The government is understood to be considering whether to scrap some of the controversial NHS reforms introduced by the coalition in England in 2012.
The changes included abolishing primary care trusts and replacing them with new local clinical commissioning groups.
Health campaigners and the doctors' union, the BMA, say the reorganisation was damaging and expensive.
Theresa May has promised a new funding plan for the NHS in England.
Speaking to MPs in March, the prime minister said the health service would get extra funding,
It comes after winter pressures in the healthcare system led tens of thousands of non-urgent operations and procedures being cancelled around England earlier this year.
As a result of the winter pressures, more than 100 MPs urged Mrs May to set up a cross-party Parliamentary Commission to address the health service's long-term financial needs.
Health and Social Care Secretary Jeremy Hunt had called for a 10-year funding deal, arguing it would allow proper planning to train the staff needed to cope with the challenges of an ageing population.
The Lansley reforms provoked uproar in sections of the medical profession, in part over the role of potential privatisation of some services.
By Laura Kuenssberg, political editor
The prime minister has now publicly committed to a better deal for the health service in general, with a promise of a longer term settlement and more resources.

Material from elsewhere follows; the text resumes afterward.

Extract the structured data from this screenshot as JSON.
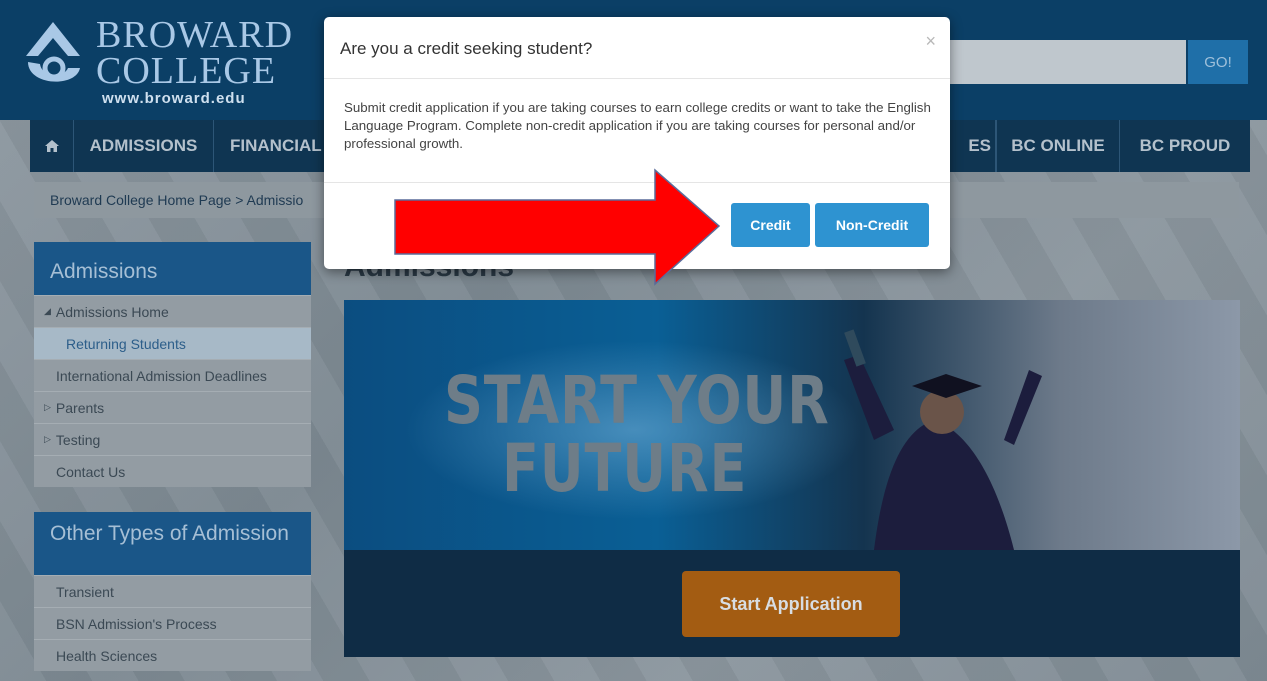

But I'm told that new money would come with strings attached, more reform.
And government is considering whether or not those reforms could include scrapping or changing bits of the 2012 legislation.
No-one anywhere near it in Whitehall and Westminster wants another enormous set of administrative changes.
But there is appetite to get rid of some of the quirks, to tidy the legislation up.